You want to enter into a Home Improvement Contract with a client but don’t really like risking your own money to purchase materials. What can you do? You can request a downpayment but the downpayment is limited to $1,000 or 10% of the contract price whichever is less. But the Code Section in relevant part says:
B & P Code Section 7159.5 “This section applies to all home improvement contracts, as defined in Section 7151.2, between an owner or tenant and a contractor, whether a general contractor or a specialty contractor, that is licensed or subject to be licensed pursuant to this chapter with regard to the transaction.
(a) Failure by the licensee or a person subject to be licensed under this chapter, or by their agent or salesperson, to comply with the following provisions is cause for discipline:
(1) The contract shall be in writing and shall include the agreed contract amount in dollars and cents. The contract amount shall include the entire cost of the contract, including profit, labor, and materials, but excluding finance charges.
(2) If there is a separate finance charge between the contractor and the person contracting for home improvement, the finance charge shall be set out separately from the contract amount.
(3) If a downpayment will be charged, the downpayment shall not exceed one thousand dollars ($1,000) or 10 percent of the contract amount, whichever amount is less.
(4) If, in addition to a downpayment, the contract provides for payments to be made prior to completion of the work, the contract shall include a schedule of payments in dollars and cents specifically referencing the amount of work or services to be performed and any materials and equipment to be supplied.

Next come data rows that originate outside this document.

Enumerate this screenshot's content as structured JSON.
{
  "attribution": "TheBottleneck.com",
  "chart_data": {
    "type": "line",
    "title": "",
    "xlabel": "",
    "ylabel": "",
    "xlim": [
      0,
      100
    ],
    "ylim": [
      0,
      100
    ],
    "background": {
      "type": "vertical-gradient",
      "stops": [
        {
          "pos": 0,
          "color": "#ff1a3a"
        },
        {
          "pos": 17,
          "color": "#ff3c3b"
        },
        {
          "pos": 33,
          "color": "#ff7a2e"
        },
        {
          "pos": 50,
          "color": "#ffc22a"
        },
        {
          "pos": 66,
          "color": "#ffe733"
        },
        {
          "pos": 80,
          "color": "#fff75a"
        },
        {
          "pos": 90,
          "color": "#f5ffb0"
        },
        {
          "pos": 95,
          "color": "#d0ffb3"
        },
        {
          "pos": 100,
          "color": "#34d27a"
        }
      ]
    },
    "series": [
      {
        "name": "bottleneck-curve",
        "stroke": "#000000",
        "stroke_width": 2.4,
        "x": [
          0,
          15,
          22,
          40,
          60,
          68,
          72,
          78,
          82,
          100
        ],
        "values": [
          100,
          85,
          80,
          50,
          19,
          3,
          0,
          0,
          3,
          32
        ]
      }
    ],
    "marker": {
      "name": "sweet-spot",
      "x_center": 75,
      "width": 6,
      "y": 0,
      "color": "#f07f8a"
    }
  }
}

(5) Except for a downpayment, the contractor shall neither request nor accept payment that exceeds the value of the work performed or material delivered.
(6) Upon any payment by the person contracting for home improvement, and prior to any further payment being made, the contractor shall, if requested, obtain and furnish to the person a full and unconditional release from any potential lien claimant claim or mechanics lien authorized pursuant to Sections 8400 and 8404 of the Civil Code for any portion of the work for which payment has been made. The person contracting for home improvement may withhold all further payments until these releases are furnished.

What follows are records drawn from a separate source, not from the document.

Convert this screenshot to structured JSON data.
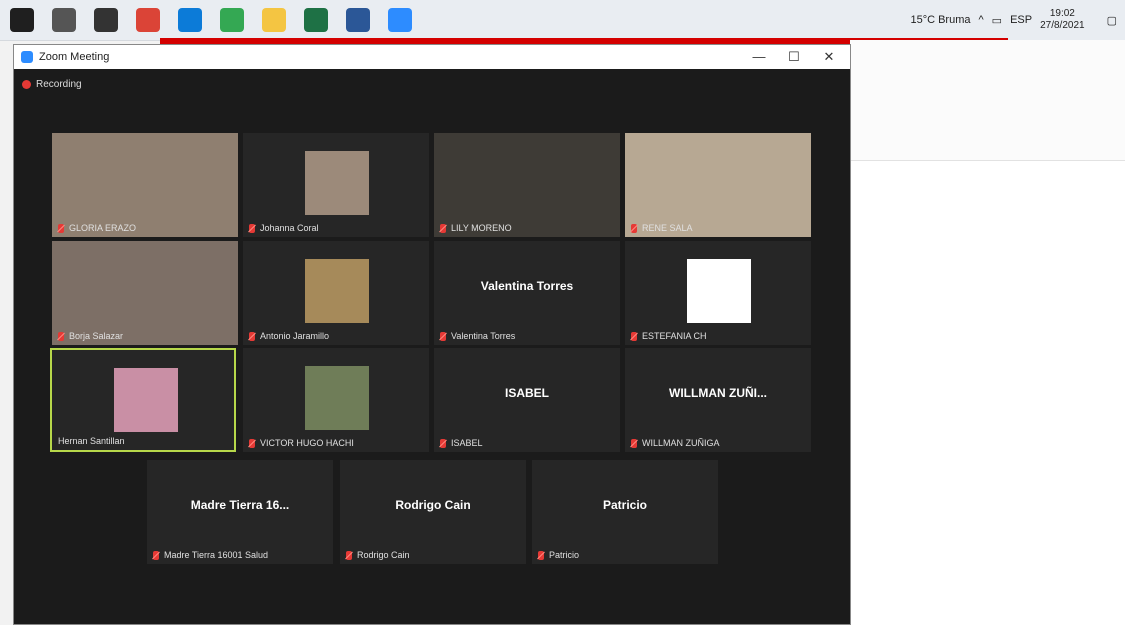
{
  "taskbar": {
    "weather": "15°C  Bruma",
    "language": "ESP",
    "time": "19:02",
    "date": "27/8/2021",
    "apps": [
      {
        "icon": "windows-start-icon",
        "color": "#1f1f1f"
      },
      {
        "icon": "search-icon",
        "color": "#555555"
      },
      {
        "icon": "store-icon",
        "color": "#333333"
      },
      {
        "icon": "chrome-icon",
        "color": "#db4437"
      },
      {
        "icon": "edge-icon",
        "color": "#0c7bd8"
      },
      {
        "icon": "chrome-icon-2",
        "color": "#34a853"
      },
      {
        "icon": "file-explorer-icon",
        "color": "#f4c542"
      },
      {
        "icon": "excel-icon",
        "color": "#1e7145"
      },
      {
        "icon": "word-icon",
        "color": "#2b5797"
      },
      {
        "icon": "zoom-icon",
        "color": "#2d8cff"
      }
    ]
  },
  "window": {
    "title": "Zoom Meeting",
    "recording_label": "Recording"
  },
  "participants": [
    {
      "name": "GLORIA ERAZO",
      "display": "",
      "video": true,
      "tone": "#8f7f70"
    },
    {
      "name": "Johanna Coral",
      "display": "",
      "video": true,
      "thumb": true,
      "tone": "#9c8a7a"
    },
    {
      "name": "LILY MORENO",
      "display": "",
      "video": true,
      "tone": "#3e3b36"
    },
    {
      "name": "RENE SALA",
      "display": "",
      "video": true,
      "tone": "#b7a893"
    },
    {
      "name": "Borja Salazar",
      "display": "",
      "video": true,
      "tone": "#7d6f66"
    },
    {
      "name": "Antonio Jaramillo",
      "display": "",
      "video": true,
      "thumb": true,
      "tone": "#a68a5a"
    },
    {
      "name": "Valentina Torres",
      "display": "Valentina Torres",
      "video": false
    },
    {
      "name": "ESTEFANIA CH",
      "display": "",
      "video": true,
      "thumb": true,
      "tone": "#ffffff"
    },
    {
      "name": "Hernan Santillan",
      "display": "",
      "video": true,
      "thumb": true,
      "tone": "#c98fa5",
      "active": true
    },
    {
      "name": "VICTOR HUGO HACHI",
      "display": "",
      "video": true,
      "thumb": true,
      "tone": "#6f7d58"
    },
    {
      "name": "ISABEL",
      "display": "ISABEL",
      "video": false
    },
    {
      "name": "WILLMAN ZUÑIGA",
      "display": "WILLMAN ZUÑI...",
      "video": false
    },
    {
      "name": "Madre Tierra 16001 Salud",
      "display": "Madre Tierra 16...",
      "video": false
    },
    {
      "name": "Rodrigo Cain",
      "display": "Rodrigo Cain",
      "video": false
    },
    {
      "name": "Patricio",
      "display": "Patricio",
      "video": false
    }
  ]
}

(7) If the contract provides for a payment of a salesperson’s commission out of the contract price, that payment shall be made on a pro rata basis in proportion to the schedule of payments made to the contractor by the disbursing party in accordance with paragraph (4).
(8) A contractor furnishing a performance and payment bond, lien and completion bond, or a bond equivalent or joint control approved by the registrar covering full performance and payment is exempt from paragraphs (3), (4), and (5), and need not include, as part of the contract, the statement regarding the downpayment specified in subparagraph (C) of paragraph (8) of subdivision (d) of Section 7159, the details and statement regarding progress payments specified in paragraph (9) of subdivision (d) of Section 7159, or the Mechanics Lien Warning specified in paragraph (4) of subdivision (e) of Section 7159. A contractor furnishing these bonds, bond equivalents, or a joint control approved by the registrar may accept payment prior to completion. If the contract provides for a contractor to furnish joint control, the contractor shall not have any financial or other interest in the joint control. Notwithstanding any other law, a licensee shall be licensed in this state in an active status for not less than two years prior to submitting an Application for Approval of Blanket Performance and Payment Bond as provided in Section 858.2 of Title 16 of the California Code of Regulations as it read on January 1, 2016.

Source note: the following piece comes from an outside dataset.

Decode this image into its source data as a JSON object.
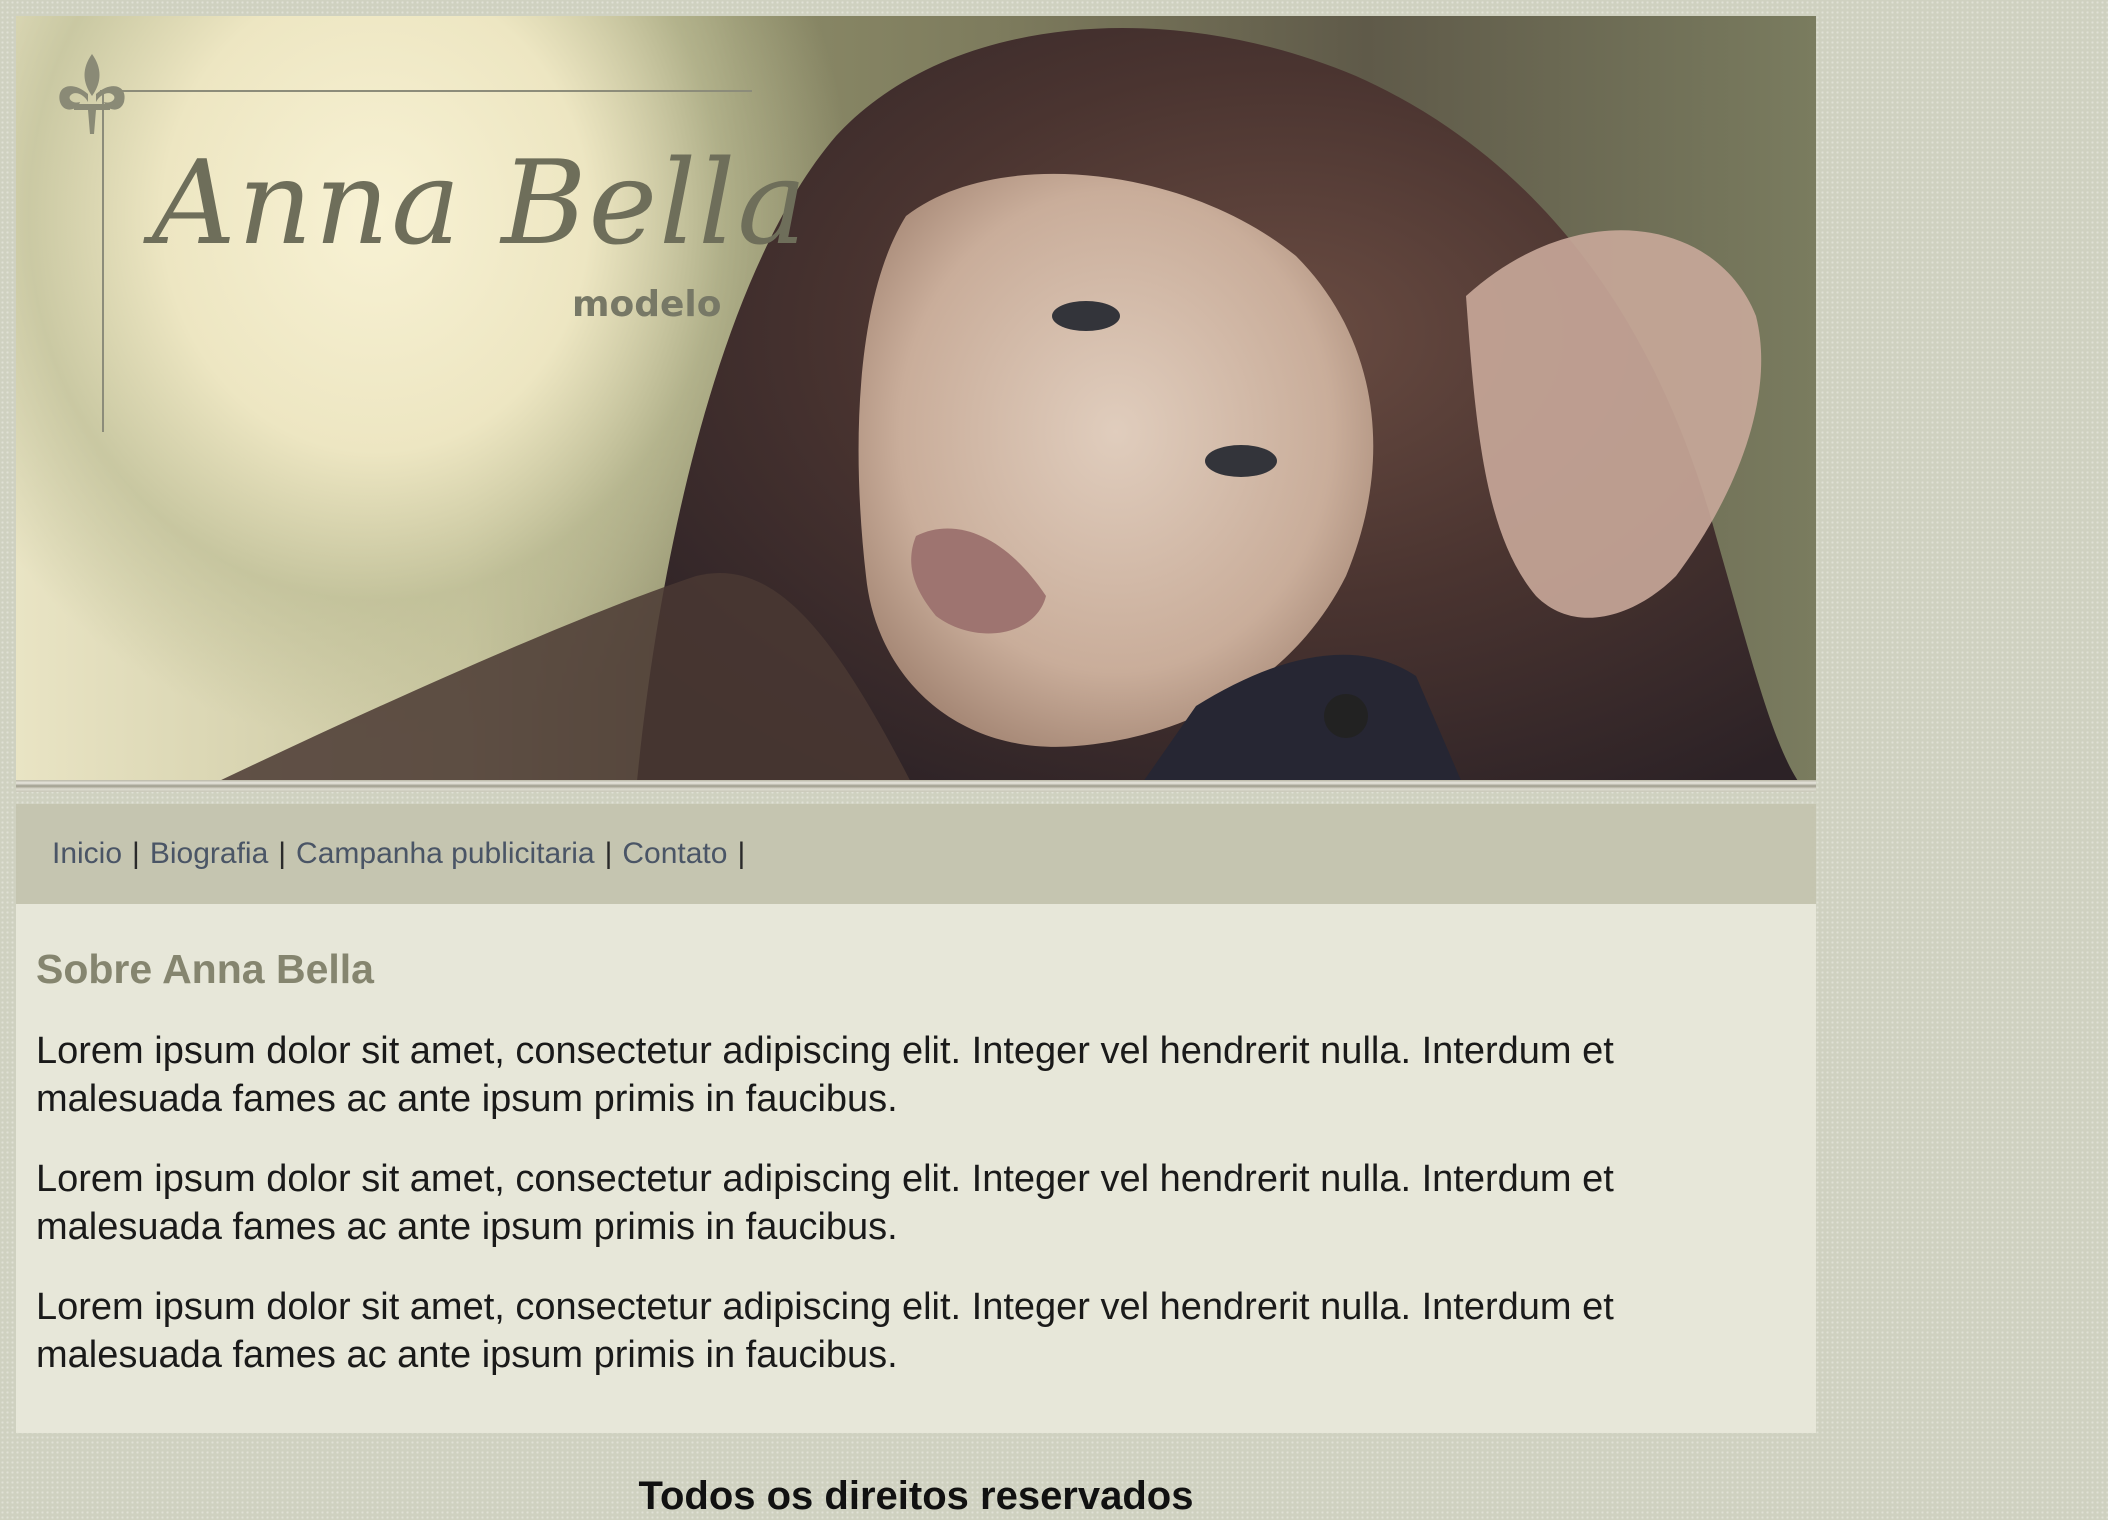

(b) A violation of paragraph (1), (3), or (5) of subdivision (a) by a licensee or a person subject to be licensed under this chapter, or by their agent or salesperson, is a misdemeanor punishable by a fine of not less than one hundred dollars ($100) nor more than five thousand dollars ($5,000), or by imprisonment in a county jail not exceeding one year, or by both that fine and imprisonment….”
As can be seen if the contractor posts a bond with the CSLB then it can require a downpayment. Large entities such as Home Depots routinely post the bond so they can request all their money up front. The bond is usually high and most home remodel contractors can not afford to post it. Failing to post a bond and seeking payments for work not done or materials not furnished is a violation of number 5 above which subjects a contractor to discipline by the CSLB.